Exercise instructions: Below is a set of records, and all of them should be retyped exactly, minus the pictures.

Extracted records
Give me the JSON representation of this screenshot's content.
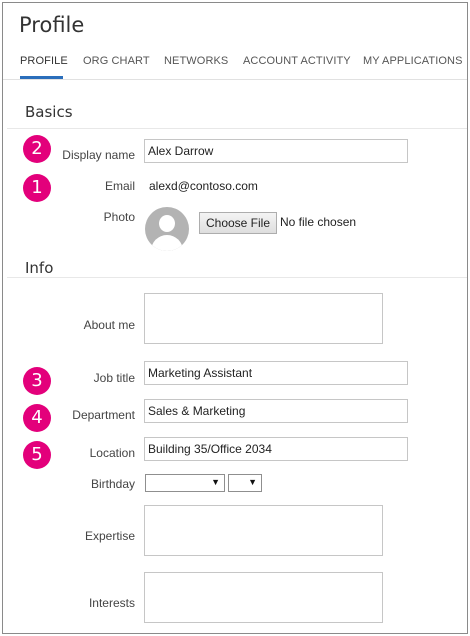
{
  "page": {
    "title": "Profile"
  },
  "tabs": [
    {
      "label": "PROFILE",
      "active": true
    },
    {
      "label": "ORG CHART",
      "active": false
    },
    {
      "label": "NETWORKS",
      "active": false
    },
    {
      "label": "ACCOUNT ACTIVITY",
      "active": false
    },
    {
      "label": "MY APPLICATIONS",
      "active": false
    }
  ],
  "sections": {
    "basics": "Basics",
    "info": "Info"
  },
  "callouts": [
    "2",
    "1",
    "3",
    "4",
    "5"
  ],
  "fields": {
    "display_name": {
      "label": "Display name",
      "value": "Alex Darrow"
    },
    "email": {
      "label": "Email",
      "value": "alexd@contoso.com"
    },
    "photo": {
      "label": "Photo",
      "button": "Choose File",
      "status": "No file chosen"
    },
    "about_me": {
      "label": "About me",
      "value": ""
    },
    "job_title": {
      "label": "Job title",
      "value": "Marketing Assistant"
    },
    "department": {
      "label": "Department",
      "value": "Sales & Marketing"
    },
    "location": {
      "label": "Location",
      "value": "Building 35/Office 2034"
    },
    "birthday": {
      "label": "Birthday",
      "month": "",
      "day": ""
    },
    "expertise": {
      "label": "Expertise",
      "value": ""
    },
    "interests": {
      "label": "Interests",
      "value": ""
    }
  },
  "colors": {
    "accent": "#2a6ebb",
    "callout": "#e3007b"
  },
  "icons": {
    "avatar": "default-person-avatar",
    "dropdown": "triangle-down"
  }
}
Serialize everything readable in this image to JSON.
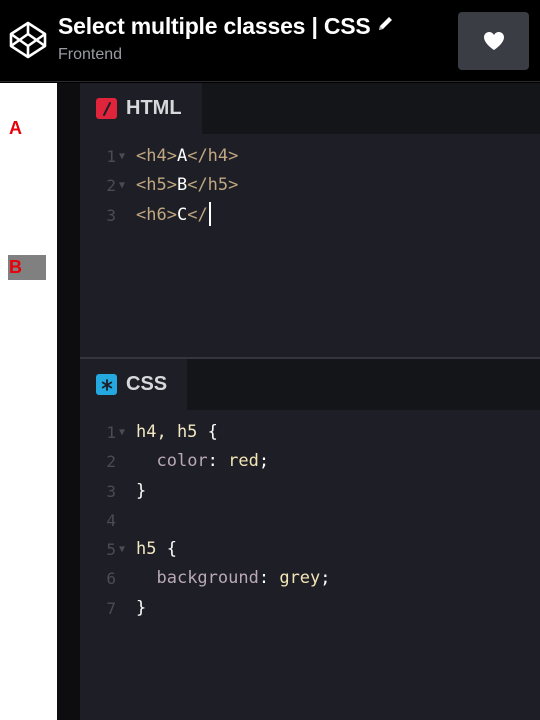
{
  "header": {
    "title": "Select multiple classes | CSS",
    "subtitle": "Frontend"
  },
  "preview": {
    "h4_text": "A",
    "h5_text": "B",
    "text_color": "#e8000a",
    "h5_background": "#808080"
  },
  "html_editor": {
    "tab_label": "HTML",
    "tab_icon_color": "#e0243c",
    "lines": [
      {
        "num": "1",
        "open_tag": "<h4>",
        "text": "A",
        "close_tag": "</h4>"
      },
      {
        "num": "2",
        "open_tag": "<h5>",
        "text": "B",
        "close_tag": "</h5>"
      },
      {
        "num": "3",
        "open_tag": "<h6>",
        "text": "C",
        "close_tag": "</"
      }
    ]
  },
  "css_editor": {
    "tab_label": "CSS",
    "tab_icon_color": "#23a8e0",
    "lines": [
      {
        "num": "1",
        "selector": "h4, h5",
        "brace": " {"
      },
      {
        "num": "2",
        "property": "color",
        "colon": ": ",
        "value": "red",
        "semi": ";"
      },
      {
        "num": "3",
        "brace": "}"
      },
      {
        "num": "4"
      },
      {
        "num": "5",
        "selector": "h5",
        "brace": " {"
      },
      {
        "num": "6",
        "property": "background",
        "colon": ": ",
        "value": "grey",
        "semi": ";"
      },
      {
        "num": "7",
        "brace": "}"
      }
    ]
  },
  "icons": {
    "logo": "codepen-logo-icon",
    "edit": "pencil-icon",
    "like": "heart-icon",
    "fold": "fold-arrow-icon"
  }
}
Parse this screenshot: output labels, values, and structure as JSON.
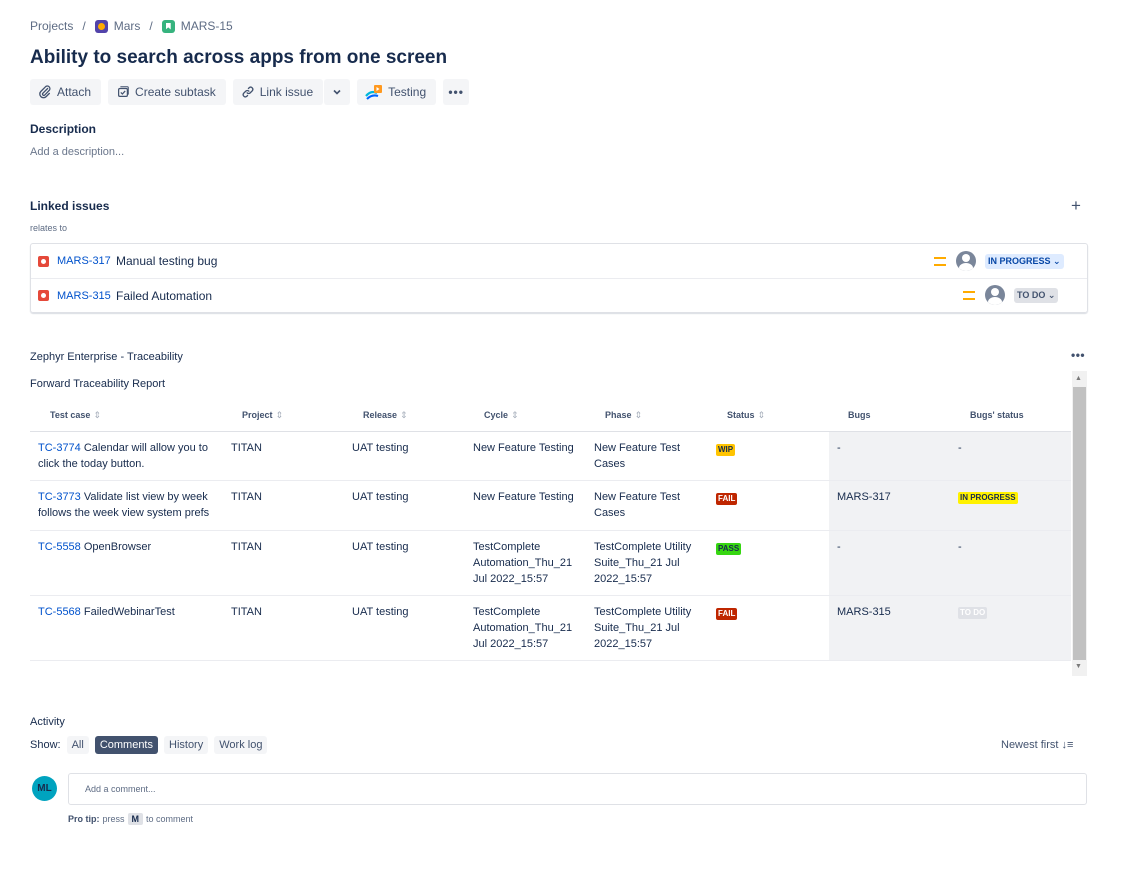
{
  "breadcrumb": {
    "projects": "Projects",
    "project": "Mars",
    "issue_key": "MARS-15",
    "separator": "/"
  },
  "issue": {
    "title": "Ability to search across apps from one screen"
  },
  "toolbar": {
    "attach": "Attach",
    "create_subtask": "Create subtask",
    "link_issue": "Link issue",
    "testing": "Testing",
    "more": "•••"
  },
  "description": {
    "label": "Description",
    "placeholder": "Add a description..."
  },
  "linked_issues": {
    "label": "Linked issues",
    "add": "+",
    "relation": "relates to",
    "items": [
      {
        "key": "MARS-317",
        "summary": "Manual testing bug",
        "status": "IN PROGRESS ⌄",
        "priority": "medium"
      },
      {
        "key": "MARS-315",
        "summary": "Failed Automation",
        "status": "TO DO ⌄",
        "priority": "medium"
      }
    ]
  },
  "zephyr": {
    "label": "Zephyr Enterprise - Traceability",
    "more": "•••",
    "report_title": "Forward Traceability Report",
    "sort_glyph": "⇕",
    "columns": [
      "Test case",
      "Project",
      "Release",
      "Cycle",
      "Phase",
      "Status",
      "Bugs",
      "Bugs' status"
    ],
    "rows": [
      {
        "tc_key": "TC-3774",
        "tc_name": " Calendar will allow you to click the today button.",
        "project": "TITAN",
        "release": "UAT testing",
        "cycle": "New Feature Testing",
        "phase": "New Feature Test Cases",
        "status": "WIP",
        "bugs": "-",
        "bugs_status": "-"
      },
      {
        "tc_key": "TC-3773",
        "tc_name": " Validate list view by week follows the week view system prefs",
        "project": "TITAN",
        "release": "UAT testing",
        "cycle": "New Feature Testing",
        "phase": "New Feature Test Cases",
        "status": "FAIL",
        "bugs": "MARS-317",
        "bugs_status": "IN PROGRESS"
      },
      {
        "tc_key": "TC-5558",
        "tc_name": " OpenBrowser",
        "project": "TITAN",
        "release": "UAT testing",
        "cycle": "TestComplete Automation_Thu_21 Jul 2022_15:57",
        "phase": "TestComplete Utility Suite_Thu_21 Jul 2022_15:57",
        "status": "PASS",
        "bugs": "-",
        "bugs_status": "-"
      },
      {
        "tc_key": "TC-5568",
        "tc_name": " FailedWebinarTest",
        "project": "TITAN",
        "release": "UAT testing",
        "cycle": "TestComplete Automation_Thu_21 Jul 2022_15:57",
        "phase": "TestComplete Utility Suite_Thu_21 Jul 2022_15:57",
        "status": "FAIL",
        "bugs": "MARS-315",
        "bugs_status": "TO DO"
      }
    ]
  },
  "activity": {
    "label": "Activity",
    "show": "Show:",
    "filters": [
      "All",
      "Comments",
      "History",
      "Work log"
    ],
    "active_filter": "Comments",
    "sort": "Newest first ↓≡",
    "avatar_initials": "ML",
    "comment_placeholder": "Add a comment...",
    "protip_label": "Pro tip:",
    "protip_press": "press",
    "protip_key": "M",
    "protip_suffix": "to comment"
  },
  "colors": {
    "link": "#0052cc",
    "text": "#172b4d",
    "wip": "#ffc400",
    "fail": "#bf2600",
    "pass": "#36d611",
    "bug_in_progress": "#fff200"
  }
}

Result of this task:
Give me the JSON representation of this screenshot's content.
{
  "page": {
    "title": "Profile"
  },
  "tabs": [
    {
      "label": "PROFILE",
      "active": true
    },
    {
      "label": "ORG CHART",
      "active": false
    },
    {
      "label": "NETWORKS",
      "active": false
    },
    {
      "label": "ACCOUNT ACTIVITY",
      "active": false
    },
    {
      "label": "MY APPLICATIONS",
      "active": false
    }
  ],
  "sections": {
    "basics": "Basics",
    "info": "Info"
  },
  "callouts": [
    "2",
    "1",
    "3",
    "4",
    "5"
  ],
  "fields": {
    "display_name": {
      "label": "Display name",
      "value": "Alex Darrow"
    },
    "email": {
      "label": "Email",
      "value": "alexd@contoso.com"
    },
    "photo": {
      "label": "Photo",
      "button": "Choose File",
      "status": "No file chosen"
    },
    "about_me": {
      "label": "About me",
      "value": ""
    },
    "job_title": {
      "label": "Job title",
      "value": "Marketing Assistant"
    },
    "department": {
      "label": "Department",
      "value": "Sales & Marketing"
    },
    "location": {
      "label": "Location",
      "value": "Building 35/Office 2034"
    },
    "birthday": {
      "label": "Birthday",
      "month": "",
      "day": ""
    },
    "expertise": {
      "label": "Expertise",
      "value": ""
    },
    "interests": {
      "label": "Interests",
      "value": ""
    }
  },
  "colors": {
    "accent": "#2a6ebb",
    "callout": "#e3007b"
  },
  "icons": {
    "avatar": "default-person-avatar",
    "dropdown": "triangle-down"
  }
}
Serialize everything readable in this image to JSON.
{
  "header": {
    "title": "Select multiple classes | CSS",
    "subtitle": "Frontend"
  },
  "preview": {
    "h4_text": "A",
    "h5_text": "B",
    "text_color": "#e8000a",
    "h5_background": "#808080"
  },
  "html_editor": {
    "tab_label": "HTML",
    "tab_icon_color": "#e0243c",
    "lines": [
      {
        "num": "1",
        "open_tag": "<h4>",
        "text": "A",
        "close_tag": "</h4>"
      },
      {
        "num": "2",
        "open_tag": "<h5>",
        "text": "B",
        "close_tag": "</h5>"
      },
      {
        "num": "3",
        "open_tag": "<h6>",
        "text": "C",
        "close_tag": "</"
      }
    ]
  },
  "css_editor": {
    "tab_label": "CSS",
    "tab_icon_color": "#23a8e0",
    "lines": [
      {
        "num": "1",
        "selector": "h4, h5",
        "brace": " {"
      },
      {
        "num": "2",
        "property": "color",
        "colon": ": ",
        "value": "red",
        "semi": ";"
      },
      {
        "num": "3",
        "brace": "}"
      },
      {
        "num": "4"
      },
      {
        "num": "5",
        "selector": "h5",
        "brace": " {"
      },
      {
        "num": "6",
        "property": "background",
        "colon": ": ",
        "value": "grey",
        "semi": ";"
      },
      {
        "num": "7",
        "brace": "}"
      }
    ]
  },
  "icons": {
    "logo": "codepen-logo-icon",
    "edit": "pencil-icon",
    "like": "heart-icon",
    "fold": "fold-arrow-icon"
  }
}
Parse this screenshot: output labels, values, and structure as JSON.
{
  "breadcrumb": {
    "projects": "Projects",
    "project": "Mars",
    "issue_key": "MARS-15",
    "separator": "/"
  },
  "issue": {
    "title": "Ability to search across apps from one screen"
  },
  "toolbar": {
    "attach": "Attach",
    "create_subtask": "Create subtask",
    "link_issue": "Link issue",
    "testing": "Testing",
    "more": "•••"
  },
  "description": {
    "label": "Description",
    "placeholder": "Add a description..."
  },
  "linked_issues": {
    "label": "Linked issues",
    "add": "+",
    "relation": "relates to",
    "items": [
      {
        "key": "MARS-317",
        "summary": "Manual testing bug",
        "status": "IN PROGRESS ⌄",
        "priority": "medium"
      },
      {
        "key": "MARS-315",
        "summary": "Failed Automation",
        "status": "TO DO ⌄",
        "priority": "medium"
      }
    ]
  },
  "zephyr": {
    "label": "Zephyr Enterprise - Traceability",
    "more": "•••",
    "report_title": "Forward Traceability Report",
    "sort_glyph": "⇕",
    "columns": [
      "Test case",
      "Project",
      "Release",
      "Cycle",
      "Phase",
      "Status",
      "Bugs",
      "Bugs' status"
    ],
    "rows": [
      {
        "tc_key": "TC-3774",
        "tc_name": " Calendar will allow you to click the today button.",
        "project": "TITAN",
        "release": "UAT testing",
        "cycle": "New Feature Testing",
        "phase": "New Feature Test Cases",
        "status": "WIP",
        "bugs": "-",
        "bugs_status": "-"
      },
      {
        "tc_key": "TC-3773",
        "tc_name": " Validate list view by week follows the week view system prefs",
        "project": "TITAN",
        "release": "UAT testing",
        "cycle": "New Feature Testing",
        "phase": "New Feature Test Cases",
        "status": "FAIL",
        "bugs": "MARS-317",
        "bugs_status": "IN PROGRESS"
      },
      {
        "tc_key": "TC-5558",
        "tc_name": " OpenBrowser",
        "project": "TITAN",
        "release": "UAT testing",
        "cycle": "TestComplete Automation_Thu_21 Jul 2022_15:57",
        "phase": "TestComplete Utility Suite_Thu_21 Jul 2022_15:57",
        "status": "PASS",
        "bugs": "-",
        "bugs_status": "-"
      },
      {
        "tc_key": "TC-5568",
        "tc_name": " FailedWebinarTest",
        "project": "TITAN",
        "release": "UAT testing",
        "cycle": "TestComplete Automation_Thu_21 Jul 2022_15:57",
        "phase": "TestComplete Utility Suite_Thu_21 Jul 2022_15:57",
        "status": "FAIL",
        "bugs": "MARS-315",
        "bugs_status": "TO DO"
      }
    ]
  },
  "activity": {
    "label": "Activity",
    "show": "Show:",
    "filters": [
      "All",
      "Comments",
      "History",
      "Work log"
    ],
    "active_filter": "Comments",
    "sort": "Newest first ↓≡",
    "avatar_initials": "ML",
    "comment_placeholder": "Add a comment...",
    "protip_label": "Pro tip:",
    "protip_press": "press",
    "protip_key": "M",
    "protip_suffix": "to comment"
  },
  "colors": {
    "link": "#0052cc",
    "text": "#172b4d",
    "wip": "#ffc400",
    "fail": "#bf2600",
    "pass": "#36d611",
    "bug_in_progress": "#fff200"
  }
}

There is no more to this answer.